Such a doubling of research funds “tells us that our hiring and nurturing of faculty is successful and contributes to the Utah economy,” says Ray Gesteland, the university’s vice president for research. “The important thing to realize is that most research money that comes to the university flows into Utah’s economy. It is used for jobs, salaries, the buying of goods and services.”
Pugmire says most of the $309 million “is federal money that is brought into Utah and spent in Utah. It means jobs for researchers. It supports graduate students and undergraduate students working on research projects. It buys equipment and it supports research facilities that the state doesn’t have to pay for. And there are companies that spin out of the university based on technology that’s developed here. That creates local jobs.”
Figures from the Office of Sponsored Research show the $309 million came from these sources:
— Research grants from federal agencies — $197,284,973 (64 percent).
— Federal “flowdown,” or money the university received in the form of subcontracts from other universities or agencies with federal grants — $25,883,955 (8 percent).
— State of Utah contracts or grants for research or services (excluding patient care) — $8,460,068 (3 percent).
— Other non-federal government sources — $409,706 (a fraction of 1 percent).
— Private sector (commercial and nonprofit) sources — $57,689,017 (19 percent). Pugmire noted that most research universities only get about 10 percent of their research funds from private sources.
— Fellowships and financial aid (mostly from federal sources) – $19,573,590 (6 percent).
The University of Utah is the state’s major research university, and one that ranks high nationally given the state’s relatively small population size. In 2003, the University of Utah ranked 27th nationally overall and 27th in total federal research funds among 119 major public research universities, according to the most recent report from the Lombardi Program on Measuring University Performance.
Research at the university is wide-ranging, with its scientists gaining renown in fields such as genetics, computer science and imaging, engineering, the basic sciences and many other fields. Research at the University of Utah Health Sciences Center helps improve the health and well-being of Utah residents, beyond the direct contributions the university makes in training roughly two-thirds of Utah’s physicians and pharmacists, and in treating patients at the University of Utah Hospitals & Clinics, Moran Eye Center and Huntsman Cancer Hospital.
Technologies developed by university researchers and licensed to entrepreneurs have created thousands of new jobs at companies in University of Utah Research Park and elsewhere in Utah. They include Myriad Genetics, Inc., Evans & Sutherland, NPS Pharmaceuticals, Idaho Technology, Inc. and Sarcos Inc.
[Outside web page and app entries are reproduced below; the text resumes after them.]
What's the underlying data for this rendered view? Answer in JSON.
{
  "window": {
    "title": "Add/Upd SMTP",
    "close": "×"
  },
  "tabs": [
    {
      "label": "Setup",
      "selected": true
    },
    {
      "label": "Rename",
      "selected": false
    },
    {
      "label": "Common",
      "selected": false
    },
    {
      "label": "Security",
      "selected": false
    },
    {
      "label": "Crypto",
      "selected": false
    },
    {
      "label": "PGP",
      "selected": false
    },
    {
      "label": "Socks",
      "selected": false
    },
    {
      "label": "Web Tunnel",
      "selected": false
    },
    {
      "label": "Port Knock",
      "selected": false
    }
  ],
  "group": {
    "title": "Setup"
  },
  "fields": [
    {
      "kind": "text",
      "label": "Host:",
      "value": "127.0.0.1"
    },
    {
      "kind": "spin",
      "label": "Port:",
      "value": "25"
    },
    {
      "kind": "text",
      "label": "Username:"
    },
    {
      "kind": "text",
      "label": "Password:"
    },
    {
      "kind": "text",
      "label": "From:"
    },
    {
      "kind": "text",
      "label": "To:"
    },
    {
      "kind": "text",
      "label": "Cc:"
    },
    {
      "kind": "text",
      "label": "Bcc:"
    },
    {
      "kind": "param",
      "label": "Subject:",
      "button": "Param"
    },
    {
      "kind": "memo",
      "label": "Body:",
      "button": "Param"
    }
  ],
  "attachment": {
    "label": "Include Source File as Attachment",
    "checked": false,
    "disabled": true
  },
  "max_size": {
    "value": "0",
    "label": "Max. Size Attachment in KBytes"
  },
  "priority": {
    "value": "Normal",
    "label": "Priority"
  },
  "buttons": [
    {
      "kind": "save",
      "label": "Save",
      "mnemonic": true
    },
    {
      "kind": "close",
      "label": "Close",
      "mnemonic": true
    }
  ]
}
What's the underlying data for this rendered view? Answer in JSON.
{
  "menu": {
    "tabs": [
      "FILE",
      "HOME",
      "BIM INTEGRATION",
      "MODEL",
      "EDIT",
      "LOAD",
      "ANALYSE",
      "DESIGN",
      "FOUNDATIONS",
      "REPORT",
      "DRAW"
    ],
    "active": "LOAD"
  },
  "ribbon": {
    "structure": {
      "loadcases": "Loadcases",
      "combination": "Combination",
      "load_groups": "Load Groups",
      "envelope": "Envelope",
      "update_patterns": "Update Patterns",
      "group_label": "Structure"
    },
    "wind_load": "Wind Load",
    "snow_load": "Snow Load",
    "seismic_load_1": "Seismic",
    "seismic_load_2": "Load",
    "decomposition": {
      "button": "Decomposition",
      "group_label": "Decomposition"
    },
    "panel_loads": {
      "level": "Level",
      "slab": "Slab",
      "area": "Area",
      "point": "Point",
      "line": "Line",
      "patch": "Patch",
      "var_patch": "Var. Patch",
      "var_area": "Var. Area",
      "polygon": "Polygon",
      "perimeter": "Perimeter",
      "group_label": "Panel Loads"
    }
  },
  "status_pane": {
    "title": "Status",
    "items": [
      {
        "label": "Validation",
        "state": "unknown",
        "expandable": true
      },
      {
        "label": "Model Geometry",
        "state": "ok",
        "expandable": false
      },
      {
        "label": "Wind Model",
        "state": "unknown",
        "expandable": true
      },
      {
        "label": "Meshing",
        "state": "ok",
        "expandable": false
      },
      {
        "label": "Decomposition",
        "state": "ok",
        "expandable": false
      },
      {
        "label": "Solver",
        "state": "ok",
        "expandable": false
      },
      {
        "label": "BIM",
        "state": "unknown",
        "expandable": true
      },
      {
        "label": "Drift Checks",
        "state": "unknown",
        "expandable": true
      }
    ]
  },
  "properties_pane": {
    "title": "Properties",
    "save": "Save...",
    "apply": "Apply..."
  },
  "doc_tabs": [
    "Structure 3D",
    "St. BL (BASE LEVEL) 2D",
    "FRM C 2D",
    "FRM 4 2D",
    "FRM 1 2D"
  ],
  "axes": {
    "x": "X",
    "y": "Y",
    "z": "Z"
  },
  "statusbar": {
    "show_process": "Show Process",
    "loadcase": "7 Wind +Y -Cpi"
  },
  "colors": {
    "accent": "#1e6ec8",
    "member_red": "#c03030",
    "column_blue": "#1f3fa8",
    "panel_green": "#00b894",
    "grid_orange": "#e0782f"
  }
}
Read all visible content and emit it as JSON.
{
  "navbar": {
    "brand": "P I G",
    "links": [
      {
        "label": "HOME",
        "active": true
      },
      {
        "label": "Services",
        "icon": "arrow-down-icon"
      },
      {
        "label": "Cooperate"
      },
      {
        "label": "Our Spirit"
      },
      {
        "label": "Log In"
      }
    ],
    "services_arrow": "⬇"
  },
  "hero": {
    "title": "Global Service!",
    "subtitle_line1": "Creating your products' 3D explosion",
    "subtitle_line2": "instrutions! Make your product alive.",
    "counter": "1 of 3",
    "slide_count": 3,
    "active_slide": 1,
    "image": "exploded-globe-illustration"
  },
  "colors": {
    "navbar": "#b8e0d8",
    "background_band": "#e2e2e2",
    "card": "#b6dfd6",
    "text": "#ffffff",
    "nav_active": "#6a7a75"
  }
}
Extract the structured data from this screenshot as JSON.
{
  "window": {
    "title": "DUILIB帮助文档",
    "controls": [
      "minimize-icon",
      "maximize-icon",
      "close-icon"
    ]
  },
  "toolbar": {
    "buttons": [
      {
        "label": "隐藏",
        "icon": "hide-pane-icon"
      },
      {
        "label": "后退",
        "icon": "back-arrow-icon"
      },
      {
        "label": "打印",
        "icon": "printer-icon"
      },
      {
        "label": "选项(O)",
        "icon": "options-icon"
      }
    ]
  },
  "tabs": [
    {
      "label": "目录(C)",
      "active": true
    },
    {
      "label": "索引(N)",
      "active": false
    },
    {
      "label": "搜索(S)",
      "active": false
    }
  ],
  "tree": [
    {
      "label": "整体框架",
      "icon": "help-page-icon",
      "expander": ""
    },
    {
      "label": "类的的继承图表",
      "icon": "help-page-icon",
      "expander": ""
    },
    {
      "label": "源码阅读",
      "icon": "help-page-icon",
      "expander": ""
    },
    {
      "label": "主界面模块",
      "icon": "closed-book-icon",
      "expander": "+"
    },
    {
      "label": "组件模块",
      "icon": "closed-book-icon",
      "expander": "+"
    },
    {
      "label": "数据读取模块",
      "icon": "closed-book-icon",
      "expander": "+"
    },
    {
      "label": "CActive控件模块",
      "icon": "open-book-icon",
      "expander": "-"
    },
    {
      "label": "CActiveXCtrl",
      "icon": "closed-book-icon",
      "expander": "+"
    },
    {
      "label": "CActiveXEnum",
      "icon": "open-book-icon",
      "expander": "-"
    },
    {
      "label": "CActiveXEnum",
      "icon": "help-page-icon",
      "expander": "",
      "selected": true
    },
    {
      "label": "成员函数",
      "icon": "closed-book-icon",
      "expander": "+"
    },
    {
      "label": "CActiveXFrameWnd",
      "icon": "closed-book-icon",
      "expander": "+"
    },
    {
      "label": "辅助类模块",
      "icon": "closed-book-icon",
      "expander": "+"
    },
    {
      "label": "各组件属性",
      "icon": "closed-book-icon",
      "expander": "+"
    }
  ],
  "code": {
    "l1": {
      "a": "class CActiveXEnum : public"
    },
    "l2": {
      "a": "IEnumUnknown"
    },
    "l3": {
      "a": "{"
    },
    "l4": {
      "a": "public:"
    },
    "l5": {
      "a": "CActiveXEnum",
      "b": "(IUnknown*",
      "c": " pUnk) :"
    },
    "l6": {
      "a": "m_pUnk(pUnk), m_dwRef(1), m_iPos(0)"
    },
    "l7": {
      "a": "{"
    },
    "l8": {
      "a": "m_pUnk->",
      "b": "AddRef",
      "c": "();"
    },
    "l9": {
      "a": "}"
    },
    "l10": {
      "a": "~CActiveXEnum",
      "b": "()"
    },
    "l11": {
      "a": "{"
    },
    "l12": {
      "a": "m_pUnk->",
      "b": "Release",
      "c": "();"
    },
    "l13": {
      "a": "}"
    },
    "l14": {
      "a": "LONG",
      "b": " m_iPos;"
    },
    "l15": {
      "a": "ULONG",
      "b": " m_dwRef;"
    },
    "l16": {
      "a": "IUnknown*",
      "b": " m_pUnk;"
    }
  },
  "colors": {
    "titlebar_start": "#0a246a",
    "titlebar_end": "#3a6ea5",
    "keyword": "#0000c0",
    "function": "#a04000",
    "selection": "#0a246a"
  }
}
Students trained by university researchers go on to become industry leaders, as is apparent in the computer industry, where University of Utah graduates include Alan Kay, the father of the personal computer; Jim Clark, who co-founded Silicon Graphics Inc. and Netscape; Nolan Bushnell, the father of the video game industry who co-founded Atari; John Warnock, who co-founded Adobe Systems Inc.; and Ed Catmull, co-founder and president of Pixar Animation Studios, known for films such as “Toy Story,” “Monsters, Inc.” and “Finding Nemo.”